[Records from a data source]
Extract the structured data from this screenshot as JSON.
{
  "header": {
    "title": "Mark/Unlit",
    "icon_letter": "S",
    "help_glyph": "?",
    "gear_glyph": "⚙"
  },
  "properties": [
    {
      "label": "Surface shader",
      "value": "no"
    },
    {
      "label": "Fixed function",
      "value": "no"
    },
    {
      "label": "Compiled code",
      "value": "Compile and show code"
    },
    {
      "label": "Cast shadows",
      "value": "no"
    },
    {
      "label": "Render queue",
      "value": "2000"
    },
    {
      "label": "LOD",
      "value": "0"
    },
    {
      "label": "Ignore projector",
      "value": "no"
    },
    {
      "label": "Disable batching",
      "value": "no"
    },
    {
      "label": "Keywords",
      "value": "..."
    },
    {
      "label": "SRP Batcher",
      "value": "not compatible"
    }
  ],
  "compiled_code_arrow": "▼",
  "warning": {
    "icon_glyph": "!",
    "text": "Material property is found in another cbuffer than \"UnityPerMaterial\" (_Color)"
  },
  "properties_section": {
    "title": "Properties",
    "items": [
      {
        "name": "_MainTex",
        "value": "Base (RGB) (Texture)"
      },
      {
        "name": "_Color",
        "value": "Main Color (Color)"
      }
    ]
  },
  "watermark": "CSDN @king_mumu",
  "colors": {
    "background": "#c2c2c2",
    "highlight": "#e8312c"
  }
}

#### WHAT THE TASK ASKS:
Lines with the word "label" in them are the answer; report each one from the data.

#### FINAL ANSWER:
      "label": "Surface shader",
      "label": "Fixed function",
      "label": "Compiled code",
      "label": "Cast shadows",
      "label": "Render queue",
      "label": "LOD",
      "label": "Ignore projector",
      "label": "Disable batching",
      "label": "Keywords",
      "label": "SRP Batcher",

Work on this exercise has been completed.